The International Monetary Fund (IMF) has on Friday urged Nigeria and seven other oil-producing countries in Africa to implement politically difficult oil subsidy reforms, as the current drop in oil prices offers unique economic opportunity.
Speaking during a press conference in Washington DC, United States of America at the ongoing IMF/World Bank Spring Meetings, the IMF’s Director for African Development, Antoinette Sayeh disclosed that in the short run, dealing with oil shock should be the priority.
Removal of oil subsidy in Nigeria and other African countries has been a very sensitive and controversial issue.
The IMF said although the eight African oil exporting countries would be hard hit with generally limited fiscal and external pressure, they are expected to undertake significant fiscal adjustment, which will ultimately dent their growth outlook.
“Faced with a massive shock and with limited buffers, oil exporters will have no choice but to undertake fiscal adjustment. Spending cuts should be directed, to the extent, to non-priority recurrent spending, but significant cuts in public spending cuts in public investment are unavoidable.

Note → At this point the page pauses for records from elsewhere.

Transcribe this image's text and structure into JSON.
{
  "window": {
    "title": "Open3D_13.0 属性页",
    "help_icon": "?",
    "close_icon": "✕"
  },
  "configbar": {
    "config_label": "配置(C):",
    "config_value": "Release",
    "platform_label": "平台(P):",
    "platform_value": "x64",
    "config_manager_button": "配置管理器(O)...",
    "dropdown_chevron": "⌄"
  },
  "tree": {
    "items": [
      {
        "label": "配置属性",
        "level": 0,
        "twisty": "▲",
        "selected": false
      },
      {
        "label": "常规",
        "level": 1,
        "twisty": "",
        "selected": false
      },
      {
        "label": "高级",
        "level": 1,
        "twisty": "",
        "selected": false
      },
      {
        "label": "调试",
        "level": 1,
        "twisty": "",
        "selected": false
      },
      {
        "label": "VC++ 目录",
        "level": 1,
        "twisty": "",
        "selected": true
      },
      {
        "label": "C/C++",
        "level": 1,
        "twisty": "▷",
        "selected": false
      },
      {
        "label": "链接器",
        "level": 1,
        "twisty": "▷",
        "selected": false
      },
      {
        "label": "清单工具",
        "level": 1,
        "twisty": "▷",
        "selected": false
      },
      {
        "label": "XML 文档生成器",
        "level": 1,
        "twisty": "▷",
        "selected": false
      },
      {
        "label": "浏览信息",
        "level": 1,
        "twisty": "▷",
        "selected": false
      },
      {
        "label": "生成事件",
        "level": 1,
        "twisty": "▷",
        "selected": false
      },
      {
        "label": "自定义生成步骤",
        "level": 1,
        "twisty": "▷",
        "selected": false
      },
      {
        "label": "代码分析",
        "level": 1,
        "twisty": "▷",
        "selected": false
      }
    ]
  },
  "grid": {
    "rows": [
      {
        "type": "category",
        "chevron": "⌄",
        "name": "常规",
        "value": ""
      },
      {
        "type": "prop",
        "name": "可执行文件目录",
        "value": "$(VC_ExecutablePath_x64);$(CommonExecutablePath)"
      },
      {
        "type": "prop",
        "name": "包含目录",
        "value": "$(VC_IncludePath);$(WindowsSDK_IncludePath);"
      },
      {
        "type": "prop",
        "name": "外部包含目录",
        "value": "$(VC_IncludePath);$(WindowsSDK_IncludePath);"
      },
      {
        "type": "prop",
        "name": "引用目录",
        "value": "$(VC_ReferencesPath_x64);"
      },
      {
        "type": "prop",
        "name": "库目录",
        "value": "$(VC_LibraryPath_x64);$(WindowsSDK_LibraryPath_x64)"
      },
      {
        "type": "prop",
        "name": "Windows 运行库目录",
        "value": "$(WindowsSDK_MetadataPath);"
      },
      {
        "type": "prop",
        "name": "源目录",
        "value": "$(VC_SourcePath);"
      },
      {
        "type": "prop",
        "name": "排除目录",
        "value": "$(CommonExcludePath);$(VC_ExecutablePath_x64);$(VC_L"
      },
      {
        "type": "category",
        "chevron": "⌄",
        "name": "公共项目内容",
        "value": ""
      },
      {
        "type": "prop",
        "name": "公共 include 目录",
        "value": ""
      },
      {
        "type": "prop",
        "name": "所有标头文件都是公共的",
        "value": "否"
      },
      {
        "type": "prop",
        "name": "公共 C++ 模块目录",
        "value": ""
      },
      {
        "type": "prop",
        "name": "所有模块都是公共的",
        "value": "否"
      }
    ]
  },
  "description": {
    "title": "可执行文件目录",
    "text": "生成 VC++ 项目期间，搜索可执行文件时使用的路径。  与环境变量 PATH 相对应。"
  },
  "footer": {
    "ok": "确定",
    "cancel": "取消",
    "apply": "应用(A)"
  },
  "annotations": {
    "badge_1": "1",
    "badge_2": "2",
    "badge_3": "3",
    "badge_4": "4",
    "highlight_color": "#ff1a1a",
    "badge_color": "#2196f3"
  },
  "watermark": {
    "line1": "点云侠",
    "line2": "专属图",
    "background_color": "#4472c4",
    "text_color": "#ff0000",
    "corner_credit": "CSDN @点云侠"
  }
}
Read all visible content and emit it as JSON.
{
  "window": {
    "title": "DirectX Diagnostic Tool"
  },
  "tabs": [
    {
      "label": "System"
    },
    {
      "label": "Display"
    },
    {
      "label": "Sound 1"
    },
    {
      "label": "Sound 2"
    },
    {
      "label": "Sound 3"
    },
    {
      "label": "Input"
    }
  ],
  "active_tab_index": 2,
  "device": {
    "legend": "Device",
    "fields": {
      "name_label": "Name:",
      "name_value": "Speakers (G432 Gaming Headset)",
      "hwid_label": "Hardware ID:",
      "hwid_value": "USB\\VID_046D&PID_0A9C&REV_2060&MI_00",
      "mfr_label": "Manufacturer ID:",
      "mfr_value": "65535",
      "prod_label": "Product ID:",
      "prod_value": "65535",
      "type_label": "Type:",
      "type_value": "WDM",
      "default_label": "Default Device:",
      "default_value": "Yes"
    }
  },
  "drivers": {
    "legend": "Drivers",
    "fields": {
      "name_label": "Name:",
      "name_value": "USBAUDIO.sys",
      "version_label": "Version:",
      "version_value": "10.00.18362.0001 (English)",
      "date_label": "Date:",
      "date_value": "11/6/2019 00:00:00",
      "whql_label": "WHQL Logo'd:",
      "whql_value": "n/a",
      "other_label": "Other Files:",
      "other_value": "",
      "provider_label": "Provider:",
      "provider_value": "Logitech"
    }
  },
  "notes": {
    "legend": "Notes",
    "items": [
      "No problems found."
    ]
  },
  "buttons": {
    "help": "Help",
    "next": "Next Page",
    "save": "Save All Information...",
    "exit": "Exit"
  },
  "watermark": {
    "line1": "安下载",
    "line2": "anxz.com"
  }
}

“Where feasible, exchange rate flexibility will also be important, to preserve scarce external reserves. The drop in oil prices also provides a unique opportunity to advance politically difficult energy subsidy reforms across the region,” Sayeh said.